Notes

Conflict of Interest: No potential conflict of interest relevant to this article was reported.

REFERENCES

1. Sonmez B, Maloney RK. Central toxic keratopathy: description of a syndrome in laser refractive surgery. Am J Ophthalmol 2007;143:420-427.
crossref pmid
2. Jutley G, Aiello F, Robaei D, Maurino V. Central toxic keratopathy after laser in situ keratomileusis. J Cataract Refract Surg 2014;40:1985-1993.
crossref pmid
3. Garcia-Gonzalez M, Teus MA. Central toxic keratopathy: a clinical case series. Br J Ophthalmol 2014;98:569.
crossref
4. Kobashi H, Kamiya K, Igarashi A, et al. Two-years results of small-incision lenticule extraction and wavefront-guided laser in situ keratomileusis for myopia. Acta Ophthalmol 2018;96:e119-e126.
crossref pmid
5. Ahn JH, Kim DH, Shyn KH. Investigation of the changes in refractive surgery trends in Korea. Korean J Ophthalmol 2018;32:8-15.
crossref pmid pmc
Fig. 1

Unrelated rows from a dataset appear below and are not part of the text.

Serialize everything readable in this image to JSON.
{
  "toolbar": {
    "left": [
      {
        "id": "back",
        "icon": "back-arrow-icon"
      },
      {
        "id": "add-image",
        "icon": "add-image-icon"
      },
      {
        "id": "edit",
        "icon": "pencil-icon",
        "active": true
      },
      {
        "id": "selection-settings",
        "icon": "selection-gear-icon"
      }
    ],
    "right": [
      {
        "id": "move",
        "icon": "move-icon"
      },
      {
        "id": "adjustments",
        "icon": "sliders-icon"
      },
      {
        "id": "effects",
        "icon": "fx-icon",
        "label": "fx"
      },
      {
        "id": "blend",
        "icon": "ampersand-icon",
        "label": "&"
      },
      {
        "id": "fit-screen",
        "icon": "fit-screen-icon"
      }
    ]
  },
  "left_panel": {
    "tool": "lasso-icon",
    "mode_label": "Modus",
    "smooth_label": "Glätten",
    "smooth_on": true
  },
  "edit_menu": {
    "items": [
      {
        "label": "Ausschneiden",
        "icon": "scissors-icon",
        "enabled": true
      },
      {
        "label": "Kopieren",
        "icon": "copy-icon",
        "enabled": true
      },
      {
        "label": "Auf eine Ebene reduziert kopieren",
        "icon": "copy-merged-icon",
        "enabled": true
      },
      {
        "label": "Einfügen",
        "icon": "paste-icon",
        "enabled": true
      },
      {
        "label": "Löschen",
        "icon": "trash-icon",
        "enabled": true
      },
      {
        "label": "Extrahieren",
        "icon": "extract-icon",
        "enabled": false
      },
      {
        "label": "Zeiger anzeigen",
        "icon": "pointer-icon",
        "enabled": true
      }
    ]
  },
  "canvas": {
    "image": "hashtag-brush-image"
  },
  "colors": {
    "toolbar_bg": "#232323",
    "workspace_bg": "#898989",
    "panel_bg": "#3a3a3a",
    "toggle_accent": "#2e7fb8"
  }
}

Clinical features of a Korean congenital stationary night blindness patient caused by novel TRPM1 gene mutations. (A) Color fundus photography showed a normal posterior pole. (B) Optical coherence tomography showed a normal macular structure. (C) Standard electroretinogram showed decreased rod response and oscillator potential and normal cone response in both eyes. (D) Multifocal electroretinogram showed normal results in both eyes. (E) Goldmann perimetry showed normal visual fields in both eyes.

kjo-34-254-g001.jpg
TOOLS
METRICS Graph View
  • 1 Crossref
  • 1 Scopus
  • 283 View
  • 8 Download
Related articles


ABOUT
BROWSE ARTICLES
EDITORIAL POLICY
FOR CONTRIBUTORS
Editorial Office
SKY 1004 Building #701
50-1 Jungnim-ro, Jung-gu, Seoul 04508, Korea
Tel: +82-2-583-6520    Fax: +82-2-583-6521    E-mail: kos@ophthalmology.org                

Copyright © 2021 by Korean Ophthalmological Society. All rights reserved.

Developed in M2PI

Close layer
prev next